2019 Collaborative Fund for Conservation projects announced

26 Jun 2019

Following a meeting of the CCI Collaborative Fund for Conservation Selection Panel, CCI is pleased to announce the projects chosen by the panel to receive funding from the Collaborative Fund in 2019. Six innovative, collaborative conservation projects were chosen for funding. 

We are very grateful for the support of the donors which make the Collaborative Fund possible - Arcadia, a charitable fund of Lisbet Rausing and Peter Baldwin, and also the Rothschild Foundation, the Isaac Newton Trust and the Prince Albert II of Monaco Foundation.

The full list of funded projects is below. In due course each of these projects will have its own dedicated page on the CCI website, where you will be able to read more about what the project intends to do and how, and keep up to date with project progress.

Nudging for nature: Mapping the opportunities for improving conservation by better incorporating human behaviour

Conservation has been slow to utilise new ideas from psychology and behavioural economics about shifting human behaviour through addressing social norms, messenger effects, cognitive biases and default decisions. This workshop-centred study will systematically explore the potential for impacting conservation using such tools, and plan an agenda for testing them.

Collaborators: University of Cambridge Departments of Geography and Zoology, RSPB, TRAFFIC, Tropical Biology Association, University of Cambridge/Institute of Public Health and Department of Psychology, Wildlife Conservation Society, Imperial College London, University of Oxford, Bangor University, University of Vermont, The Nature Conservancy, Johns Hopkins University/ University of Minnesota.

Global Swimways – balancing conservation of migratory fishes and development

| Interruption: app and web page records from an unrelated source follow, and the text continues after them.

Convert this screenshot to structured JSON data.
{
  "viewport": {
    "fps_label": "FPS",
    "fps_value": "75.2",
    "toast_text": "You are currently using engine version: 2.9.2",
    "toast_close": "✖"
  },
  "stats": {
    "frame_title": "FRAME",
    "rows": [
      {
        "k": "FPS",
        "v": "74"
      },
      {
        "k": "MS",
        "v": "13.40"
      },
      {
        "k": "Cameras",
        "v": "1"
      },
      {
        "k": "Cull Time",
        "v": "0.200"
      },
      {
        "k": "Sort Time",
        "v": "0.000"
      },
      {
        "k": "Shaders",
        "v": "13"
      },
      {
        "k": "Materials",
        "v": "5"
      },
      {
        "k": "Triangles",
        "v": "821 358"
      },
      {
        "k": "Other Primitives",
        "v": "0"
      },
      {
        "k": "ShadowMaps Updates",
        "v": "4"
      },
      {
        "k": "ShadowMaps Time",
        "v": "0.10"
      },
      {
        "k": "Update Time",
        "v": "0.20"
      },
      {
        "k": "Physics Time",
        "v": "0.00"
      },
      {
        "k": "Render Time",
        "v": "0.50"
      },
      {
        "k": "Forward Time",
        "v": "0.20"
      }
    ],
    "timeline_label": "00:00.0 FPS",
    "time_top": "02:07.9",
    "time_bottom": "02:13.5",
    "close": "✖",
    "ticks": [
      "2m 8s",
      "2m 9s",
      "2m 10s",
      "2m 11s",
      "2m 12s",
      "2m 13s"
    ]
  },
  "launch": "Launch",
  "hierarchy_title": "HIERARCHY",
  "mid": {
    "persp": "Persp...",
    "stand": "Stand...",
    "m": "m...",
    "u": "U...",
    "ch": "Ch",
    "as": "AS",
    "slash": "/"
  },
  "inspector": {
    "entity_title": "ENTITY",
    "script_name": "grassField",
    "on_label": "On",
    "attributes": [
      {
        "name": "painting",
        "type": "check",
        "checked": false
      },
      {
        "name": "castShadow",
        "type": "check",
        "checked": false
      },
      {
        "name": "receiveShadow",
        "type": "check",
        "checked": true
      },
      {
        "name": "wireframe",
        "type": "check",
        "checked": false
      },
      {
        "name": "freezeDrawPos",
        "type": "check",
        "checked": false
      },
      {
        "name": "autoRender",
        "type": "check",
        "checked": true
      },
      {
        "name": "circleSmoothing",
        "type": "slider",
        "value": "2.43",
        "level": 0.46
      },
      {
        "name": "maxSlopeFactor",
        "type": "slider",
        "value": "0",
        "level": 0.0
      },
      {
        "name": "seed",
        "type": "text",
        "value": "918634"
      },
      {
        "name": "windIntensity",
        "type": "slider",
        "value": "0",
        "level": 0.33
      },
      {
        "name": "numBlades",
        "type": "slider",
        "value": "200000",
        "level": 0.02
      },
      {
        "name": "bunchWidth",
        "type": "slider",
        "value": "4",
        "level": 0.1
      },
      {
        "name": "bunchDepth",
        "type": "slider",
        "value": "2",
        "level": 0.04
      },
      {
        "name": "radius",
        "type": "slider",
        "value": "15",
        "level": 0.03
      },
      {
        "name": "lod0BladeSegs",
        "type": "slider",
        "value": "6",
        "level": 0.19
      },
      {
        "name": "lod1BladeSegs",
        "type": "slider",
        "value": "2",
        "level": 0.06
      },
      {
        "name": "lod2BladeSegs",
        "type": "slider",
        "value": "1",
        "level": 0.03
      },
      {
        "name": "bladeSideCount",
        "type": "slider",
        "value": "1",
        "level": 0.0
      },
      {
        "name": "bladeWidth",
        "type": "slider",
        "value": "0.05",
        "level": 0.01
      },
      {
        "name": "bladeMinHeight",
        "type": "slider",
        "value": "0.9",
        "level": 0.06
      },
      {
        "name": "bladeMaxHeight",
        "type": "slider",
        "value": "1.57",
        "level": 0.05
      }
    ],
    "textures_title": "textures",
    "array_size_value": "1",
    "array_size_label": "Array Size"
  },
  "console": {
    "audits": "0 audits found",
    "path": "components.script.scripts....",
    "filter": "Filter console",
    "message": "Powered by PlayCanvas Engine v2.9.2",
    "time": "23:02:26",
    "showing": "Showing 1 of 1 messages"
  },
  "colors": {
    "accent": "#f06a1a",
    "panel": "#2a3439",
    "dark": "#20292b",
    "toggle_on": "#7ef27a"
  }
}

This project will provide new information and tools to evaluate impacts of the global proliferation of dams (current and planned) on freshwater migratory fishes. We will employ the new “Swimways” concept, where a swimway is defined as a path used in fish migration, to promote this work.

Collaborators: IUCN, UNEP-WCMC, University of Cambridge Department of Zoology, World Fish Migration Foundation (WFMF),BirdLife International, RSPB.

The Green List of Species: towards a Standard for measuring species recovery

The world lacks a standardized framework for measuring species recovery comparable to the way we do extinction risk. This project will ensure the emerging Green List of Species is fit for purpose to help end-users set (and measure) ambitious recovery targets and attribute actions.

Collaborators: IUCN, Fauna & Flora International, BirdLife International; University of Cambridge Department of Zoology, Durrell Wildlife Conservation Trust, Global Wildlife Conservation, University of Oxford, National Geographic, Stony Brook University, U.S. Fish and Wildlife Service, University of Newcastle, Wildlife Conservation Society, Zoological Society of London.

Integrating science, policy and sustainable development to address African-Eurasian migrant landbird declines: African perspectives on a flyway-wide issue

Flyway-wide collaboration is key to effectively support conservation action for declining migrant landbirds across their range. This project brings together African science and policy experts in collaboration with European experts to review existing science, policy and practice, and explore innovative trans-disciplinary opportunities to deliver migrant landbird conservation across rapidly-changing landscapes.

Collaborators: BirdLife International, RSPB, BTO, Cambridge University Department of Geography, AP Leventis Ornithological Research Institute, Leventis Foundation Nigeria, University of Lagos FitzPatrick Institute of African Ornithology, Namibia Nature Foundation, Convention on Migratory Species (CMS) & African-Eurasian Migrant Landbirds Action Plan, Migrant Landbird Study Group University of St Andrews.

Developing tailored remote monitoring protocols for sites of biodiversity importance

Over 16,000 Key Biodiversity Areas (KBAs) have been identified globally, but their health and integrity are not monitored systematically. This project aims to develop, publish and disseminate long-term indices of change in all KBAs using a suite of remote sensing products tailored to the characteristics and needs of each site.

Collaborators: RSPB, BirdLife International, University of Cambridge, Department of Zoology, KBA Secretariat, Google Earth Outreach, KBA Technical Working Group

Plastic connectivity: disentangling the problem of plastic pollution to pelagic seabirds

This project will evaluate the risk of plastic encounter by small pelagic seabirds, using an extensive tracking dataset and models of marine plastic distribution. This project will communicate results to relevant authorities, NGOs, corporates and the public, providing a robust, evidence-based assessment of the scale of the plastics problem for seabirds. 

Collaborators: BirdLife International, University of Cambridge Department of Zoology, Fauna & Flora International, British Antarctic Survey.